Ms McCallum could not recall receiving such a document, but she did agree that fuel poverty was a serious issue in the Highlands and Islands. The big six energy companies have too much power and may well be acting as a cartel to fix prices, she said.
Anne Thomas wanted to see the scrapping of the standing charge; Charles Kennedy said what caused such anger in the Highlands was that the area was a net contributor to the UK energy market through hydro and wind power. Chris Conniff said one of the solutions was to build lots of well-insulated affordable homes, while Ronnie Campbell said in exchange for crofters giving up water supplies in the 1950s, when hydro dams were being constructed, was the promise of “cut-price electricity”.
Ian Blackford said the Highlands paid a 15 per cent premium compared to the Central Belt, which the Lib Dem energy minister Ed Davey had done nothing about.
Sarah Marshall of campaign group SOS-NHS asked all the candidates if they’d support an independent inquiry into the downgrading of Portree Hospital.

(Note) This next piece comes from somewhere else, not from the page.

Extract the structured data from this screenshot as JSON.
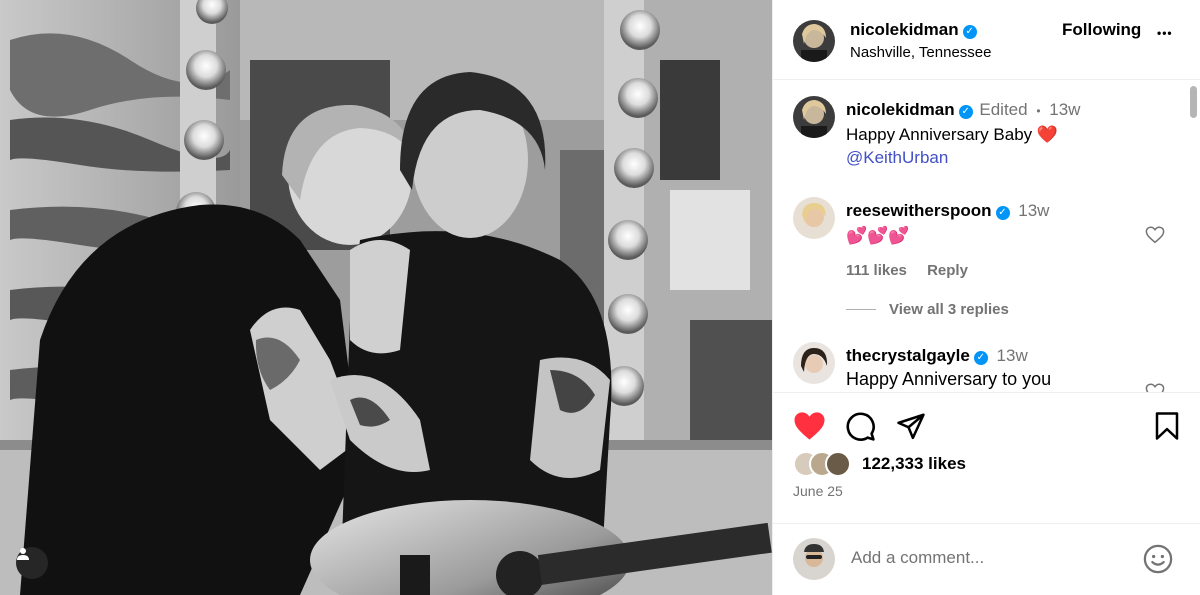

Only Mr Blackford did not immediately agree to do so. However, when pushed, he said that if the current level of threat to the hospital could not be resolved he would support an independent inquiry.
“I am not prepared to accept losing Portree Hospital,” Mr Blackford said. “But a review will put back for a number of years the new hospital in Broadford.”
Councillor John Gordon asked the candidates to comment on the state of the roads.
Anne Thomas said she came by bus, and reminded the audience that a third of Highlanders don’t have a car. “We also need better cycle paths so people can take the low-carbon option,” she added.
Lindsay McCallum said the roads were the “number one issue” no matter where she went in the Highlands.
Ian Blackford said the roads were a “disgrace” but highlighted the cuts in capital budgets, originating from London, and the dualling of the A9 by 2025.
Mr Kennedy said roads were a devolved matter and some of last year’s Scottish Government underspend of £424 million could be spent on the roads.
Chris Conniff said she had no choice but to drive three hours from Inverasdale as there was no public transport option. “Nobody on this platform can promise building new roads because it is a devolved issue,” she said.
Crofter Murdo Macphie from Struan, who was involved in the Glen Ullinish wind farm, said 10 more turbines would give Skye an additional income of £5 million per year. However, he said one of the big problems was that Scottish and Southern Energy were not going to upgrade the line until 2020/21.
Lindsay McCallum thought SSE were going to upgrade the line quicker than that.
“It is incumbent on them if they want more renewables to upgrade the line,” she said. “But this is thinking ahead not just to onshore but to offshore as well.”
Chris Conniff said every community should have micro-renewable capacity, and more attention must be paid to carbon-neutral passive houses. She also said that wind turbines were beautiful.
Mr Blackford was very happy to back the Glen Ullinish wind farm.
“We have to look at emergent technologies,” he said. “There is another issue here and that is the Crown Estate. I want to make sure that if there are benefits to come the Crown Estate is not taking those into its own coffers.”
Mr Kennedy said the questioner had provoked a “rare outbreak of unanimity”.
He added: “This is a real problem with SSE that we are going to have to return to, because there are a lot of dependent schemes along that powerline that could be affected as well.”
Ronnie Campbell said it was very important to harness the power of the waves, which was much cleaner than nuclear. Anne Thomas said there were “increasing constraints” on the electricity grid that SSE had to address. “That is up to the big boys to do,” she added.
Other issues discussed at the hustings included the centralisation of the police, public transport, Trident, Scottish independence, and the House of Lords.